This year’s presidential campaign has brought an unprecedented opportunity to reclaim a sense of decency about the United States. It has replanted the knowledge that hard work and a deep desire for fundamental change can restore hope for countless millions, not just here but worldwide. It has confirmed the reality that we truly make a difference with our choices, our actions, our lives. This message of hope, empowerment, and restoration comes at a time when humanity is facing equally unprecedented challenges: wars, diminishing resources, climate change, economic disaster, and long‐standing animosities between ethnic groups and nations that will impact our ability to address these monumental issues. It could not have arrived at a more propitious time.
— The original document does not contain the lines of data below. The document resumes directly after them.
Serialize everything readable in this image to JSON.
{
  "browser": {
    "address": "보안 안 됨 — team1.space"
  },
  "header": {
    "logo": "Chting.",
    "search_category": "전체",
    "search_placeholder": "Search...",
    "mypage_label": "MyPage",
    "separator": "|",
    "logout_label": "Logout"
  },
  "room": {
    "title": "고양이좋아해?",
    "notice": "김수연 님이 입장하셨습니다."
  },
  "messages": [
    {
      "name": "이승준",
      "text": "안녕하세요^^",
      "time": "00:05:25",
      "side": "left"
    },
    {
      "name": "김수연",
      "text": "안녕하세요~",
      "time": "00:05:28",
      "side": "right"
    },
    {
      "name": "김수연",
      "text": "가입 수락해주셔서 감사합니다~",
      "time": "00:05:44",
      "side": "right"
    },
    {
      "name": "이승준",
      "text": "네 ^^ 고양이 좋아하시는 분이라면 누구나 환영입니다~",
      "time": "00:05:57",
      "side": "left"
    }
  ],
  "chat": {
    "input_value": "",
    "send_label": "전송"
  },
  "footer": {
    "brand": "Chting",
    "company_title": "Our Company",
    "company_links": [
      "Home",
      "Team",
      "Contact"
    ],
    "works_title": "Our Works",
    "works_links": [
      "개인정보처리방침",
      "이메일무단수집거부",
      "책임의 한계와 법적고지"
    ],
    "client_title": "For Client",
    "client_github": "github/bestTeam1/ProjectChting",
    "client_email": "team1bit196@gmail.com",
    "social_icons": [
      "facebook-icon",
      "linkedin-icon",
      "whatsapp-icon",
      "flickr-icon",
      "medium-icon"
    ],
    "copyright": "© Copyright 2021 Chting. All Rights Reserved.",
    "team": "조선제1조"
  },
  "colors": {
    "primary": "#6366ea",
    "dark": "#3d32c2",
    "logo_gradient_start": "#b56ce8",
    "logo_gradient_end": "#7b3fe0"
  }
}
Perhaps you, like me, remember the days of fellow human beings getting slammed about by water from fire hoses and set upon by ferocious police dogs for wishing no more than to be treated as equal to human beings with white skin, risking their lives in marches and refusing to ride on buses in Montgomery, Alabama, until change truly began to happen. The culture of hate and disenfranchisement that was so prominently exposed in those days has been slowly unraveling in the decades since, making the election of Barack Obama to our nation’s highest office a tangible reality. Racism has not died in the U.S., but it is slowly withering, to the point where the majority of people in our nation now pin their best hope for addressing overwhelmingly challenging problems upon an extraordinary man with black skin. Perhaps you, like me, witnessed the results of election night holding your breath, with tears streaming down your face, awestruck at the enormity of what has been accomplished by so many over so many years.
President‐elect Barack Obama knows that the hardest work is still ahead of us. He understands that we will need to unite in facing the enormous challenges of our time—and he has shown us that this can be done, encouraging us with the simple words, “Yes, we can.” His election is an amazing antidote to despair.
For me, the greatest antidote to despair is the child who was born more than two millennia ago. Hope was born in a humble stable in Bethlehem, making itself known to the simple and the wisest alike. Jesus did not teach us that our dreams would be realized or that we would be spared from suffering. He taught us how to live with each other and offered an example of loving self‐sacrifice that can release us to realize transformed lives and a transformed world. For the ultimate hope brought into the world by Jesus so long ago, and for the renewed hope offered by a very human man in our small portion of human history, I am profoundly grateful.